In Philip Wylie's 1951 novel THE DISAPPEARANCE, an unexplained phenomenon divides Earth into two separate, parallel versions. In one reality, all human males instantaneously vanish; in the other, all women and girls vanish. The all-male world predictably devolves into a violent dystopia, while in the parallel world women have to cope with running society in an era when, compared to today, relatively few females held high public office or were educated in other professions dominated by men.
For a while it has seemed to me that the United States split into two alternate realities in November 2020. Instead of diverging into physically different planes of existence, though, the two realities exist side by side on the same planet while nobody notices what's happened. We talk at cross-purposes to inhabitants of the alternate world under the impression that the other person lives in the same universe, and therefore we can't figure out why they don't see things that look so obvious to us.

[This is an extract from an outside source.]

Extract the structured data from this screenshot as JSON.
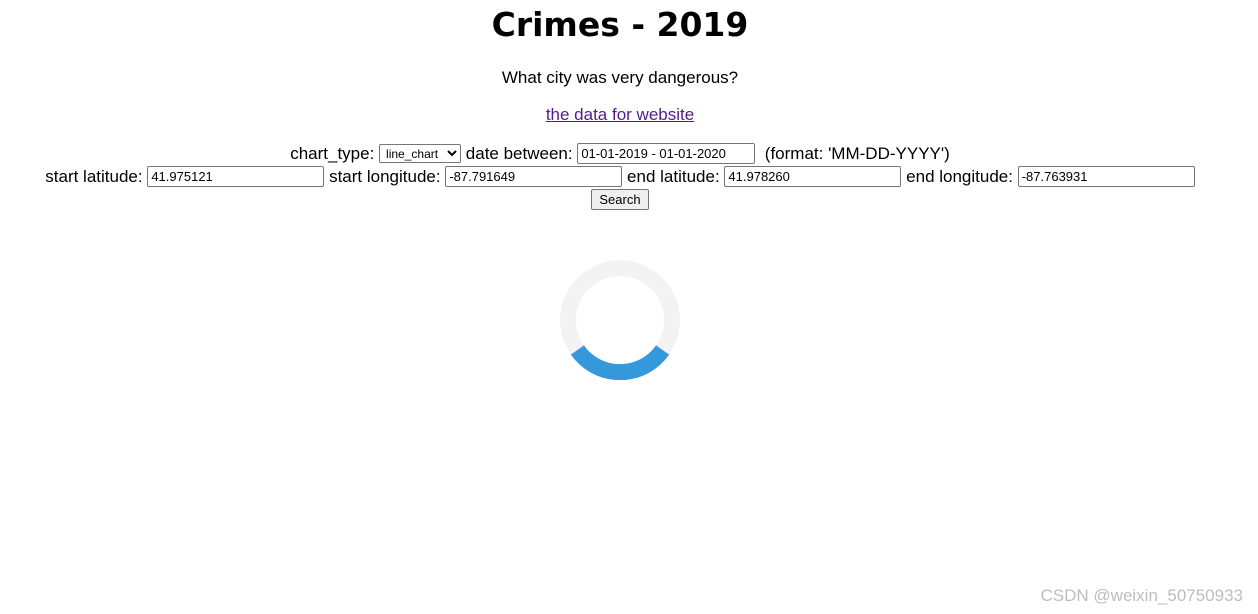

This impression hit me afresh during a recent conversation with a person who holds political beliefs opposite from mine. The bishop of our diocese had published a message that, among other topics related to the upcoming election, warned of the possibility of violence. The person with whom I was talking dismissed the warning on the grounds that my party would have no reason to resort to violence locally because they're likely to win the majority of electoral contests in this state, as usual (which is true). And members of his party, he said, "don't riot." I inwardly gasped in disbelief. I wouldn't have said anything anyway, to avoid useless argument, but in that moment I literally could not think of a coherent answer. It seemed we were living in two distinctly different versions of this country, which somehow overlap without coinciding.
The internet and social media, of course, go a long way toward explaining how citizens can inhabit the same physical world but totally disconnected mental universes. Before the internet and cable TV, we all got our news from much the same sources. Fringe beliefs stayed on the fringe; if my memory is more or less accurate, there was a consensus about the general nature of political, historical, and social reality, regardless of vehement conflicts about details. Now, as has often been pointed out, people can stay in their own "bubbles" without ever getting undistorted exposure to opposing beliefs and concepts.
I don't have the skill to write it, but I think it would be interesting to read a science-fiction novel about a world that contains two overlapping dimensions without the inhabitants of those dimensions realizing they're not even in the same universe.
Anyway, on a brighter note, as a former co-worker of mine used to say, "Vote early, vote often."
Margaret L. CarterCarter's Crypt